A saint of the Russian calendar, whose feast day is August 3.
On that day, pilgrims from all parts of Russia used to congregate
in St. Petersburg for the purpose of casting out devils. A
newspaper report of the proceedings as they occurred in 1913
is as follows
Another St. Paraskevas day has come and gone. The usual
fanatical scenes have been enacted in the suburbs of St. Petersburg,
and the ecclesiastical authorities have not protested, nor
have the police intervened. Special trains have again been run
to enable thousands of the lower classes to witness a spectacle,
the toleration of which will only be appreciated by those acquainted
with the writings of M. Pobiedonostzeff, the late Procurator
of the Holy Synod.
The Church of St. Paraskeva is situated in a factory district
of the city. On the exterior side of one of the walls is an image
of the Saint, to whom is attributed the power of driving out devils
and curing epileptics, neurotics, and others by miraculous
intervention. At the same time, the day is made a popular holiday,
with games and amusements of the all sorts, booths, and
lotteries, refreshment stalls and drinking bars.

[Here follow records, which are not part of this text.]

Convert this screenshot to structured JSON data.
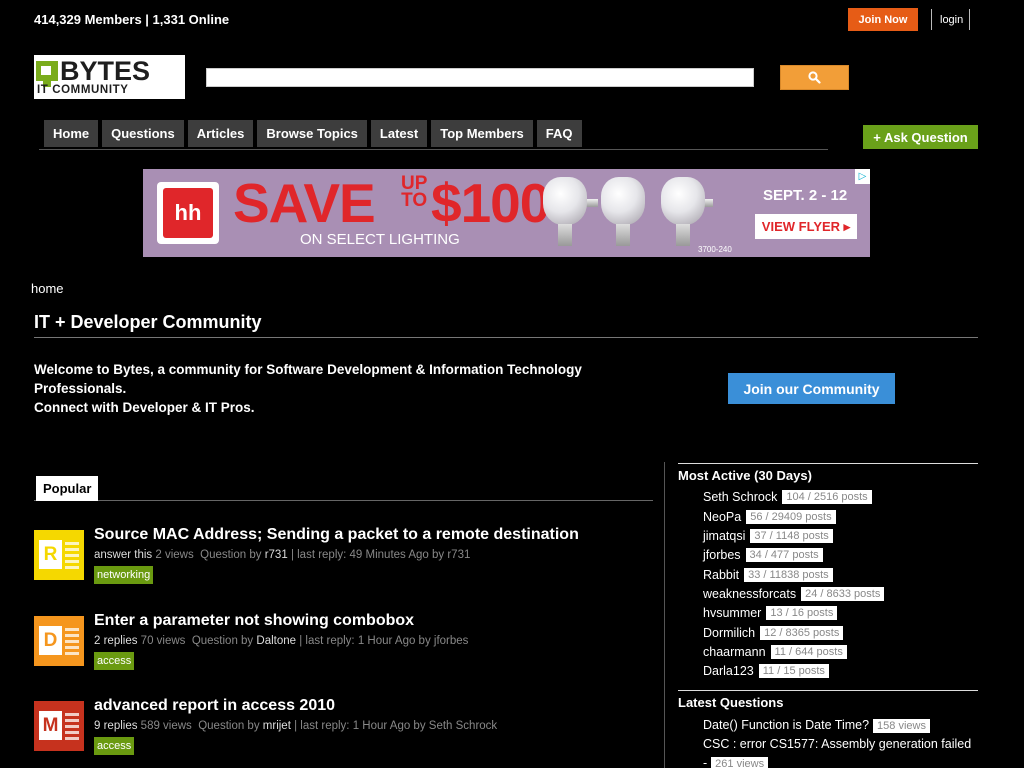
{
  "header": {
    "stats": "414,329 Members | 1,331 Online",
    "join_now": "Join Now",
    "login": "login"
  },
  "logo": {
    "word": "BYTES",
    "sub": "IT COMMUNITY"
  },
  "search": {
    "value": "",
    "placeholder": "",
    "icon": "search-icon"
  },
  "nav": {
    "items": [
      "Home",
      "Questions",
      "Articles",
      "Browse Topics",
      "Latest",
      "Top Members",
      "FAQ"
    ],
    "ask": "+ Ask Question"
  },
  "banner": {
    "save": "SAVE",
    "upto_line1": "UP",
    "upto_line2": "TO",
    "amount": "$100",
    "sub": "ON SELECT LIGHTING",
    "date": "SEPT. 2 - 12",
    "flyer": "VIEW FLYER ▸",
    "code": "3700-240",
    "brand_mark": "hh"
  },
  "breadcrumb": "home",
  "title": "IT + Developer Community",
  "welcome": {
    "line1": "Welcome to Bytes, a community for Software Development & Information Technology Professionals.",
    "line2": "Connect with Developer & IT Pros.",
    "join": "Join our Community"
  },
  "popular": {
    "tab": "Popular",
    "questions": [
      {
        "letter": "R",
        "color": "#f5d800",
        "title": "Source MAC Address; Sending a packet to a remote destination",
        "stat_hl": "answer this",
        "stat_rest": "2 views",
        "by_label": "Question by",
        "author": "r731",
        "last_reply": "| last reply: 49 Minutes Ago by r731",
        "tag": "networking"
      },
      {
        "letter": "D",
        "color": "#f5961e",
        "title": "Enter a parameter not showing combobox",
        "stat_hl": "2 replies",
        "stat_rest": "70 views",
        "by_label": "Question by",
        "author": "Daltone",
        "last_reply": "| last reply: 1 Hour Ago by jforbes",
        "tag": "access"
      },
      {
        "letter": "M",
        "color": "#c6321e",
        "title": "advanced report in access 2010",
        "stat_hl": "9 replies",
        "stat_rest": "589 views",
        "by_label": "Question by",
        "author": "mrijet",
        "last_reply": "| last reply: 1 Hour Ago by Seth Schrock",
        "tag": "access"
      }
    ]
  },
  "most_active": {
    "heading": "Most Active (30 Days)",
    "members": [
      {
        "name": "Seth Schrock",
        "posts": "104 / 2516 posts"
      },
      {
        "name": "NeoPa",
        "posts": "56 / 29409 posts"
      },
      {
        "name": "jimatqsi",
        "posts": "37 / 1148 posts"
      },
      {
        "name": "jforbes",
        "posts": "34 / 477 posts"
      },
      {
        "name": "Rabbit",
        "posts": "33 / 11838 posts"
      },
      {
        "name": "weaknessforcats",
        "posts": "24 / 8633 posts"
      },
      {
        "name": "hvsummer",
        "posts": "13 / 16 posts"
      },
      {
        "name": "Dormilich",
        "posts": "12 / 8365 posts"
      },
      {
        "name": "chaarmann",
        "posts": "11 / 644 posts"
      },
      {
        "name": "Darla123",
        "posts": "11 / 15 posts"
      }
    ]
  },
  "latest_questions": {
    "heading": "Latest Questions",
    "items": [
      {
        "title": "Date() Function is Date Time?",
        "views": "158 views"
      },
      {
        "title": "CSC : error CS1577: Assembly generation failed -",
        "views": "261 views"
      }
    ]
  }
}
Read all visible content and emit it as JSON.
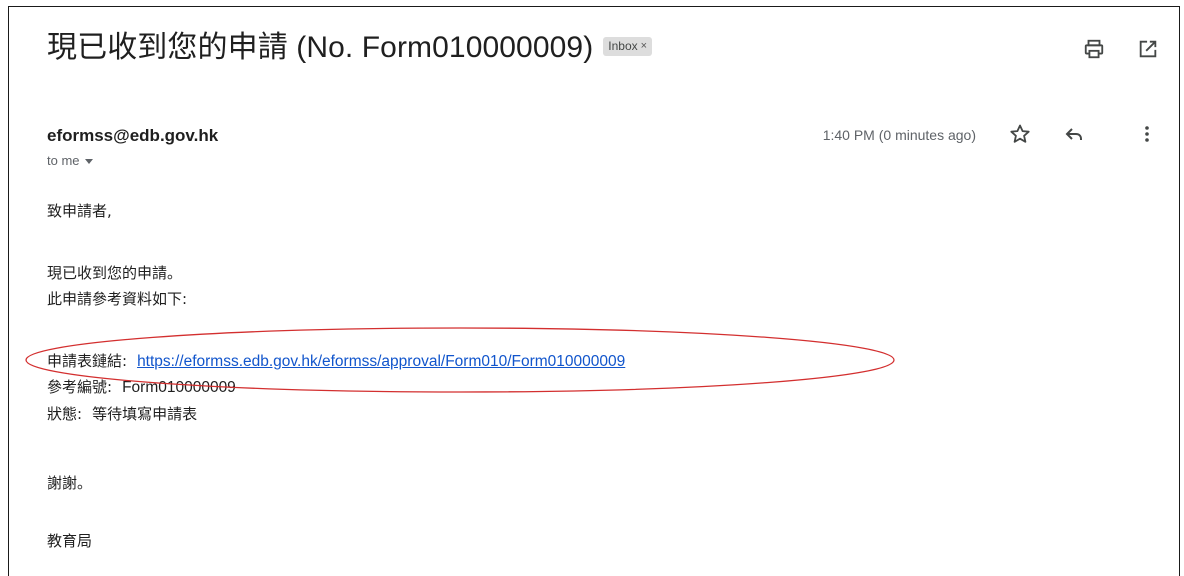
{
  "email": {
    "subject": "現已收到您的申請 (No. Form010000009)",
    "label_chip": "Inbox",
    "label_chip_close": "×",
    "sender": "eformss@edb.gov.hk",
    "recipient": "to me",
    "timestamp": "1:40 PM (0 minutes ago)"
  },
  "body": {
    "greeting": "致申請者,",
    "line1": "現已收到您的申請。",
    "line2": "此申請參考資料如下:",
    "link_label": "申請表鏈結:",
    "link_url": "https://eformss.edb.gov.hk/eformss/approval/Form010/Form010000009",
    "ref_label": "參考編號:",
    "ref_value": "Form010000009",
    "status_label": "狀態:",
    "status_value": "等待填寫申請表",
    "thanks": "謝謝。",
    "signature": "教育局"
  },
  "icons": {
    "print": "print-icon",
    "open_new_window": "open-in-new-window-icon",
    "star": "star-icon",
    "reply": "reply-icon",
    "more": "more-vertical-icon",
    "dropdown": "chevron-down-icon"
  },
  "colors": {
    "link": "#1155cc",
    "annotation": "#d32f2f",
    "chip_bg": "#dddddd"
  }
}
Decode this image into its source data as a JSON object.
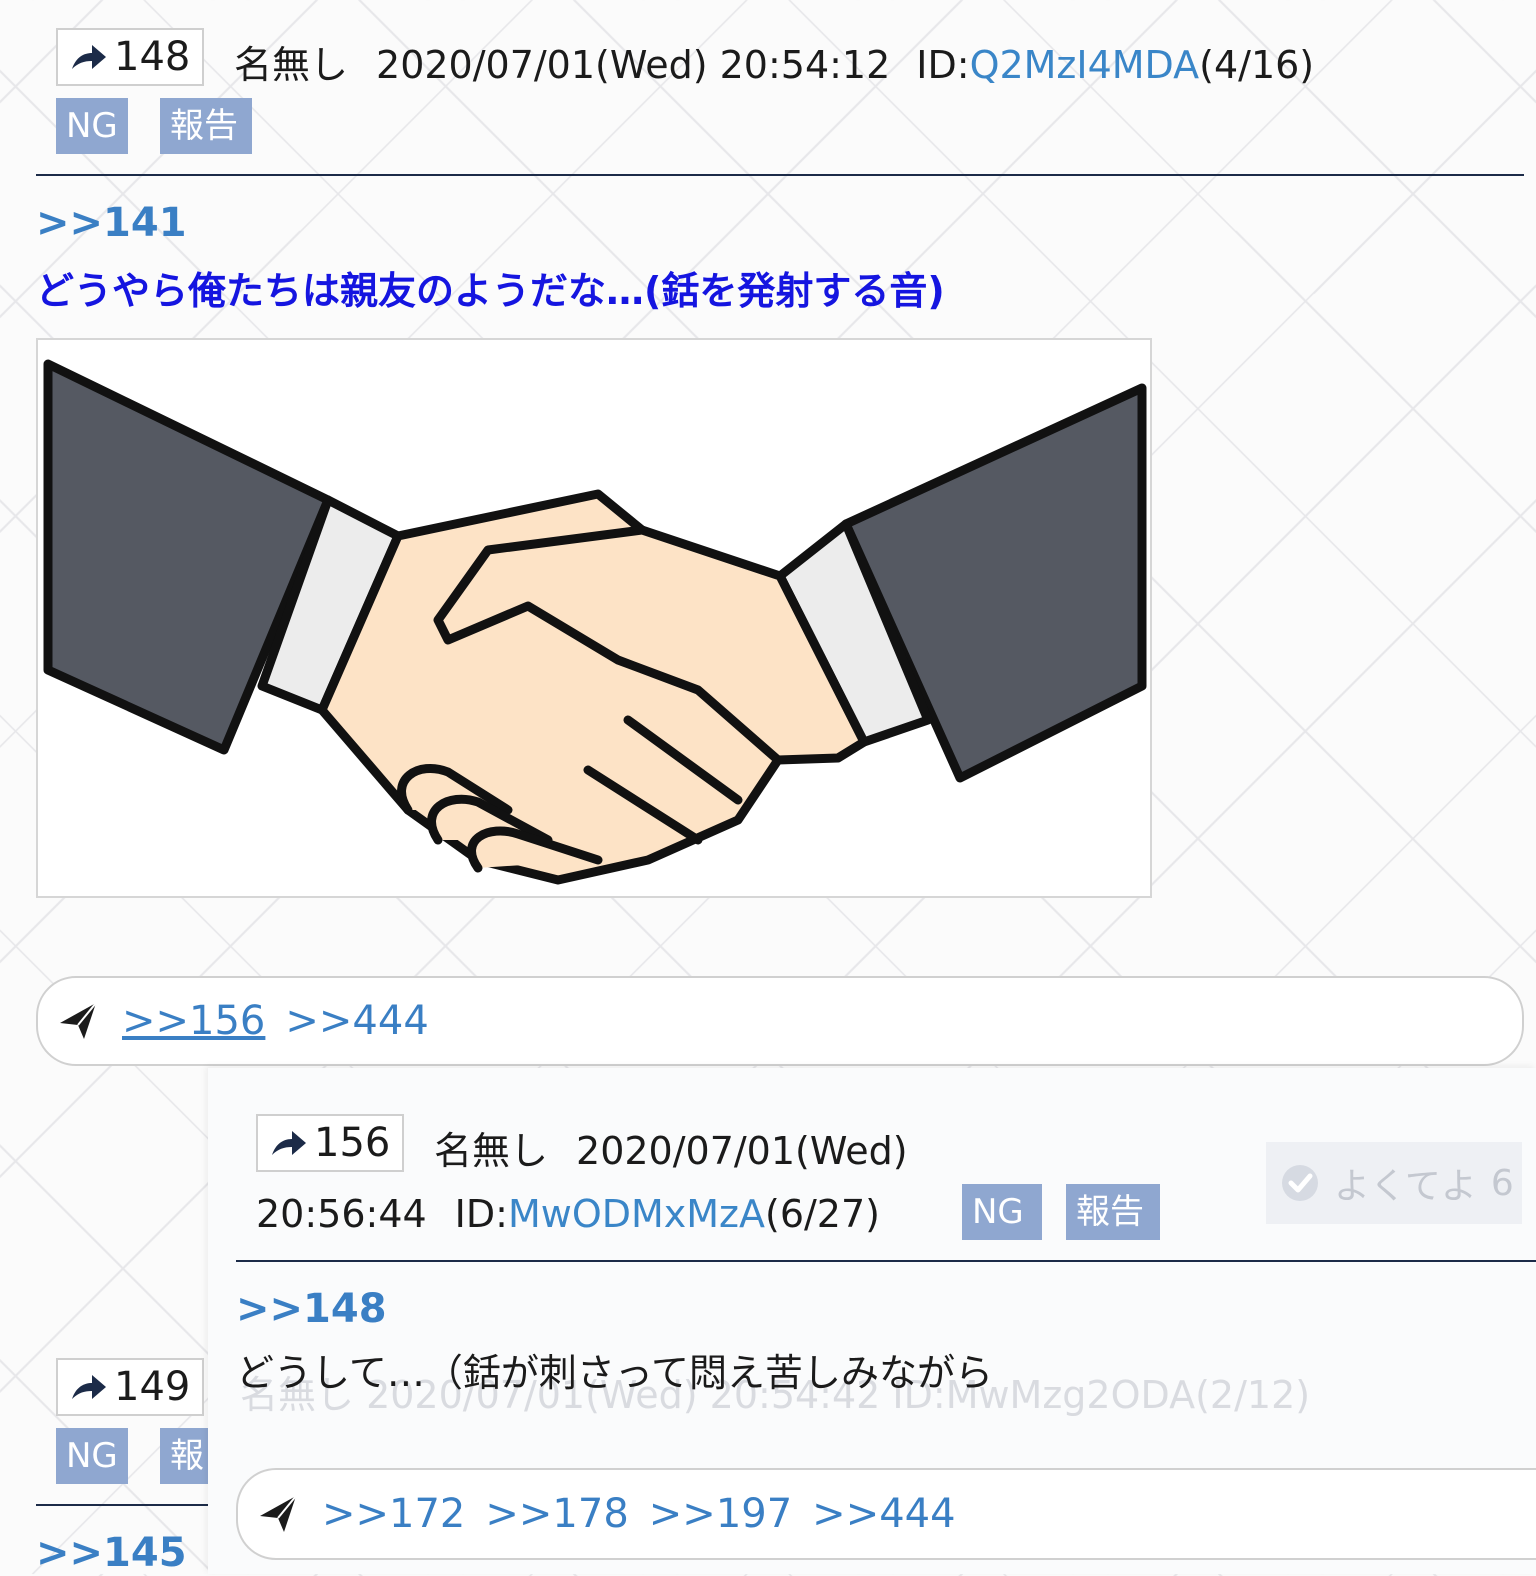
{
  "post148": {
    "number": "148",
    "name": "名無し",
    "date": "2020/07/01(Wed) 20:54:12",
    "id_prefix": "ID:",
    "id": "Q2MzI4MDA",
    "id_count": "(4/16)",
    "ng_label": "NG",
    "report_label": "報告",
    "anchor": ">>141",
    "body": "どうやら俺たちは親友のようだな…(銛を発射する音)",
    "image_desc": "handshake illustration",
    "replies": [
      ">>156",
      ">>444"
    ]
  },
  "post156": {
    "number": "156",
    "name": "名無し",
    "date": "2020/07/01(Wed)",
    "time": "20:56:44",
    "id_prefix": "ID:",
    "id": "MwODMxMzA",
    "id_count": "(6/27)",
    "ng_label": "NG",
    "report_label": "報告",
    "good_label": "よくてよ",
    "good_count": "6",
    "anchor": ">>148",
    "body": "どうして…（銛が刺さって悶え苦しみながら",
    "replies": [
      ">>172",
      ">>178",
      ">>197",
      ">>444"
    ]
  },
  "post149": {
    "number": "149",
    "ghost_meta": "名無し  2020/07/01(Wed) 20:54:42  ID:MwMzg2ODA(2/12)",
    "ng_label": "NG",
    "report_label": "報",
    "anchor": ">>145"
  },
  "colors": {
    "link": "#3a7fc4",
    "body_blue": "#1515e0",
    "button_bg": "#8fa7d0",
    "rule": "#1c2b48"
  }
}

The newspapers publish detailed accounts of this years
proceedings without comment, and it is perhaps significant
that the Novoe Vremya, a pillar of orthodoxy, ignores them altogether.
Nor is this surprising when one reads of women clad in
a single undergarment with bare arms being hoisted up by stalwart
peasants to the level of the image in order to kiss it, and
then having impure water and unclarified oil forced down their
The treatment of the first sick woman is typical of the rest.
One young peasant lifted her in the air, two others held her
arms fully extended, while a fourth seized her loosened hair,
and, dragging her head from side to side and up and down,
shouted Kiss, kiss St. Paraskeva! The womans garment was
soon in tatters. She began groaning. One of the men exclaimed
Get out! Satan! Say where thou art lodged! The
womans head was pulled back by the hair, her mouth was
forced open, and mud-coloured water (said to be holy water)
was poured into it. She spat the water out, and was heard to
moan, Oh, they are drowning me!
The young man exultantly exclaimed, So weve got you,
devil, have we Leave her at once or we will drown you! He
continued pouring water into the victims mouth, and after that
unclarified oil. Her lips were held closed, so that she was
obliged to swallow it. The unfortunate woman was again raised
and her face pressed against the image. Kiss it! kiss it! she was
commanded, and she obeyed. She was asked who was the cause
of her being possessed. Anna, was the whispered reply. Who
was Anna What was her village In which cottage did she live
A regular inquisition.
The physical and mental sufferings of the first victim lasted
about an hour, at the end of which she was handed over to her
relatives, after a cross had been given to her, as it was found
that she did not own one. According to accounts published by
the papers Retch and Molva, many other women were treated
in the same fashion, the exercises lasting a whole day and night.
The men pilgrims would seem to have been less severely handled.
It is explained that the idea of unclothing the woman is
that there should be no knot, bow, or fastening where the devil
and his coadjutors could find a lodgment. And one is left with
the picture of scores of women crawling around the church on
their knees, invoking the aid of the Almighty for the future of
His pardon for sins committed in the past.
The treatment of the possessed is analogous to that employed
by many peoples for the casting out of devils. NonWestern
cultures such as the Chams of Cambodia forced the
possessed to eat garbage in order to disgust the fiend they harbored
and medieval Roman Catholic exorcisms occurred
among the nuns of Loudon. Even at the end of the twentieth
century similar practices that however effective are culturally
offensive to most religious people can be found among contemporary
Western religions that practice exorcism.